Myrel Schlaffer (pictured above left with her daughter Heather) was diagnosed with terminal bile duct cancer at the age of 61, and came to Northwestern Medicine™ for treatment. Here, Schlaffer received care from Joshua Hauser, MD, an internist with expertise in palliative care.

Palliative care focuses on providing patients with relief from the symptoms, pain and stress of a serious illness, whatever the diagnosis. The goal of palliative care is to improve quality of life for both the patient and family. Care is provided by a collaborative team of doctors, nurses, social workers, chaplains and other specialists who work with a patient’s other doctors to provide an extra layer of support. Palliative care is appropriate at any age and at any stage in a serious illness, and can be provided together with curative and life-prolonging treatment.

After Schlaffer’s passing, her daughter, Heather Gustafson, and the Women’s Council of Realtors made a special donation to Northwestern’s Palliative Care program in her memory. Explains Gustafson, “Our wish is that the Palliative Care Arts Program will empower patients and their families to communicate and better cope with the life-threatening illnesses they are facing.”

Their first gift helped to purchase books (three for adults and one for children) which are given out at clinicians’ discretion to help family members who are dealing with end-of-life issues of a loved one.

Once the books were purchased and being distributed, Gustafson explored how she could help to impact the lives of even more patients. Her mother had always had a love and appreciation for art, and this inspired Heather to fund a Palliative Care Arts program at Northwestern. Thanks to Gustafson’s donation, the hospital engaged an arts therapist, Audra Eisin-Banazek, to work one-on-one with palliative care and hospice patients and their families.

During an individual session, Eisen-Banazek would assess how the patient or family was coping and what issues seemed to be most pressing to them. She says of the sessions: 

“At times, all the patients needed was distraction—the feeling of being able to engage in a positive outlet. In these instances, the focus was on the art-making. Sometimes patients were struggling with their diagnosis, prognosis or psychosocial needs. In these cases we would discuss their concerns, and I would find an art therapy intervention which would help them address and process their individual issues. The feeling of being productive and creative provided all of these people a positive experience as well as a memento they could keep.” 

Below are some examples of the art that was created by patients during their sessions:

 

 

Gustafson continues to honor her mother’s memory through her support of the Palliative Care Arts program. She is currently raising funds in order to extend the program, and also has accepted an invitation to join the newly-created Northwestern Medicine Palliative Care Advisory Council, where she will help to raise awareness and funding for the program throughout the community.

Dr. Hauser says, “Heather’s two gifts -- the books about coping and bereavement and the support of art therapy -- have been important additions to our program. We have always aimed to support patients and their families in as many ways as possible. These two gifts help to broaden and deepen that support.”

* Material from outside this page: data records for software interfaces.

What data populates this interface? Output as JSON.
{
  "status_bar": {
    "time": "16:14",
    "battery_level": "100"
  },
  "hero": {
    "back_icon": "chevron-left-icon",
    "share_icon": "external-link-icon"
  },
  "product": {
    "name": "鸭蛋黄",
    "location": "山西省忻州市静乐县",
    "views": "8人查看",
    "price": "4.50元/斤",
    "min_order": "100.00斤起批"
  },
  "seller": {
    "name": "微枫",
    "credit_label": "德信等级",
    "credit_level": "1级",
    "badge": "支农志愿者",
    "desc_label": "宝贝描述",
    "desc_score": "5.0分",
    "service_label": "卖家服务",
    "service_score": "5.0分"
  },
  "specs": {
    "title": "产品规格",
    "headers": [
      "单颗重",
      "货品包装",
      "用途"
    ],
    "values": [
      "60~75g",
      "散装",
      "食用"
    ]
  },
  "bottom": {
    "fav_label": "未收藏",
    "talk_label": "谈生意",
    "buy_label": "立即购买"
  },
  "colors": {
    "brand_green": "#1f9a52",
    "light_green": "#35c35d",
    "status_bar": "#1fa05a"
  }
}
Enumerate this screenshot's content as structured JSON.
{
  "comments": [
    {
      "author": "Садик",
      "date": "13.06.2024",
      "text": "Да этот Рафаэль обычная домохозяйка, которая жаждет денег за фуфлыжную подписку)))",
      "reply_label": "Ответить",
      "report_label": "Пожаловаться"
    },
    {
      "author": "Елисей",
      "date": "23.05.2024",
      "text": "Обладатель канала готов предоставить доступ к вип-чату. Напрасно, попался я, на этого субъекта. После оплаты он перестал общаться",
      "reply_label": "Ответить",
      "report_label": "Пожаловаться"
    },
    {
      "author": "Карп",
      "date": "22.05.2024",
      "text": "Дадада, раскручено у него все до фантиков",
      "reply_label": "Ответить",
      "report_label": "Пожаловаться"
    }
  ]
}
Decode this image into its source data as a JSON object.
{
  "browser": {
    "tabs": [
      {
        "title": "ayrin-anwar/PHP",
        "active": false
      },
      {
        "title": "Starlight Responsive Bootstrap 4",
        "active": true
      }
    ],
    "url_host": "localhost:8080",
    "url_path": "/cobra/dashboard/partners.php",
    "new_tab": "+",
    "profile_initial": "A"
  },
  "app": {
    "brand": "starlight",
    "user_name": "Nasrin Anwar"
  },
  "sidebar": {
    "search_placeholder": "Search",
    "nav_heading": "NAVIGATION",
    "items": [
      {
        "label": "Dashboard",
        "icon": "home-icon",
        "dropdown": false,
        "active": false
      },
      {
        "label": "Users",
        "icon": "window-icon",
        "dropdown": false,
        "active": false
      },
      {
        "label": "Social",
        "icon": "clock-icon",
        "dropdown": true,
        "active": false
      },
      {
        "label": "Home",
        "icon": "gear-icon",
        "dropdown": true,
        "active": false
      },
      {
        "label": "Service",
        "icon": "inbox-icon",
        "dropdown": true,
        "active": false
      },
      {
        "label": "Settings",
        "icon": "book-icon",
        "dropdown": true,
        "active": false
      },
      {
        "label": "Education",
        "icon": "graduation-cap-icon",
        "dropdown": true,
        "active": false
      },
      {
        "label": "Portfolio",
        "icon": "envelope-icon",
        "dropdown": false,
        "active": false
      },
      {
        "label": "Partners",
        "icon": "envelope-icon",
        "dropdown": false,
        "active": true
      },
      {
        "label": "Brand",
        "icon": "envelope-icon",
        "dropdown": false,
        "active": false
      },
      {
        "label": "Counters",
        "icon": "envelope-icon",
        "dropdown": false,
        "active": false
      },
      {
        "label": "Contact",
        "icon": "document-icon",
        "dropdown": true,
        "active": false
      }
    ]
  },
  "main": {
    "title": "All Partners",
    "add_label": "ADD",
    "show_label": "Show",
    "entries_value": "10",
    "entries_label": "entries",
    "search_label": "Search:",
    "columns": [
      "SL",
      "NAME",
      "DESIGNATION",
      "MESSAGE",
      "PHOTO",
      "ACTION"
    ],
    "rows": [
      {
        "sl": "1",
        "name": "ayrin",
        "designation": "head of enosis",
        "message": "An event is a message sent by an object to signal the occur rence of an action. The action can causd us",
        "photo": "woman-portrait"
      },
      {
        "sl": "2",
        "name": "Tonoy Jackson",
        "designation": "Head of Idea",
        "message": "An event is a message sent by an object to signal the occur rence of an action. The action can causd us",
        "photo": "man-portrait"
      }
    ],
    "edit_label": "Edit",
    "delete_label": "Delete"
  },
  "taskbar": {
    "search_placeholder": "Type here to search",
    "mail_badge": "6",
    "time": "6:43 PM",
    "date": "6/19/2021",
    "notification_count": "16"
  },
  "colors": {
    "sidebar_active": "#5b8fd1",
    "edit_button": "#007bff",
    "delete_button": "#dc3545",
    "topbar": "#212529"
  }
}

You can click here to donate to the Palliative Care Arts program in memory of Myrel Schlaffer. For more information about philanthropic opportunities in Northwestern Medicine Palliative Care, please contact Jorie Parwani at Northwestern Memorial Foundation via email or at 312.926.4198.